August 2, 2013
By Sarah Brown
SkyCraft Airplanes, a company working to bring an affordable, single-seat light sport aircraft to market, said at EAA AirVenture that it is compliant with ASTM standards and expects certification in September.
The SD-1 Minisport Czech-designed airplane has an empty weight of 270 pounds and a useful load of 310 pounds. It cruises at 118 mph and stalls at 52 mph clean, 40 mph with flaps extended. The aircraft boasts a climb rate of 1,400 feet per minute and a fuel burn of 1.8 gph. The company said the operational cost is only $12 an hour. The purchase price is $54,000.

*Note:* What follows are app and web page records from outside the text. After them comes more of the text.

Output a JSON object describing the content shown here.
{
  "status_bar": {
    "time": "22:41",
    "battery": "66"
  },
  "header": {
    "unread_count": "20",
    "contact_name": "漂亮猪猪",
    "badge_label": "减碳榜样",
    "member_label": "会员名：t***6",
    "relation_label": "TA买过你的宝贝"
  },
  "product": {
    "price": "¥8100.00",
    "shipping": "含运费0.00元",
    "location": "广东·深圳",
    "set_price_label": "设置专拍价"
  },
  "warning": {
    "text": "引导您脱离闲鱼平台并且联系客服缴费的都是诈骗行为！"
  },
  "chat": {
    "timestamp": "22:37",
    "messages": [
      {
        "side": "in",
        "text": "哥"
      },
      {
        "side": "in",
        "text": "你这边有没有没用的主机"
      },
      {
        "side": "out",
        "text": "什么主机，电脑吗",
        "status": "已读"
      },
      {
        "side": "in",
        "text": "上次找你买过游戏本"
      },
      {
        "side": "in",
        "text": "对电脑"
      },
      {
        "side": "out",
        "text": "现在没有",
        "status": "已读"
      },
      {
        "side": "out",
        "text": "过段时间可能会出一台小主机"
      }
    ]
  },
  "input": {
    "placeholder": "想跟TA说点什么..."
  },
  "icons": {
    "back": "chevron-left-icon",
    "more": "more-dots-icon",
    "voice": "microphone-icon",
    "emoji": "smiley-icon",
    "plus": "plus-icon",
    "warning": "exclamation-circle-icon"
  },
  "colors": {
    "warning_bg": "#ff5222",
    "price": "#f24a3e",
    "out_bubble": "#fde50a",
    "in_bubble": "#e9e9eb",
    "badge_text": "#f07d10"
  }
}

The SD-1 has a fuel-injected, 50-horsepower Hirth F-23 engine with a time between overhaul of 1,000 hours. SkyCraft said that it will do a free top-end overhaul at 500 hours. The aircraft can be bought in tricycle gear or taildragger versions, and customers can opt to add a ballistic parachute or Mode S transponder.
The company had brought a partially completed fuselage of the SD-1 Minisport to EAA AirVenture in 2012, where it exhibited as a kitplane manufacturer but had not yet completed an airframe. This year, SkyCraft said it has two models flying, one that it brought to the fly-in and another, in a taildragger configuration, that is test flying.
SkyCraft’s Paul Glavin, a 2012 Graduate of the University of Southern California who has tracked his quest to earn a sport pilot certificate affordably online, said the company has 14 preorders and is now accepting $2,000 deposits for delivery in summer 2014.
Light Sport Aircraft,
Pilot Training and Certification
March 7, 2014 ePilot Training Tip: 'Arrival or through flight'
In a major deal between two of the best-known U.S. antique aircraft firms, Rare Aircraft has purchased a huge inventory of Stearman parts from Air Repair and will begin producing as-new Golden Age biplanes.
Garmin has announced an upgrade making new features and options available to operators of G1000-equipped King Airs in the 200/250/300/350 series.
AOPA thanks our members for their continued support in protecting the freedom to fly.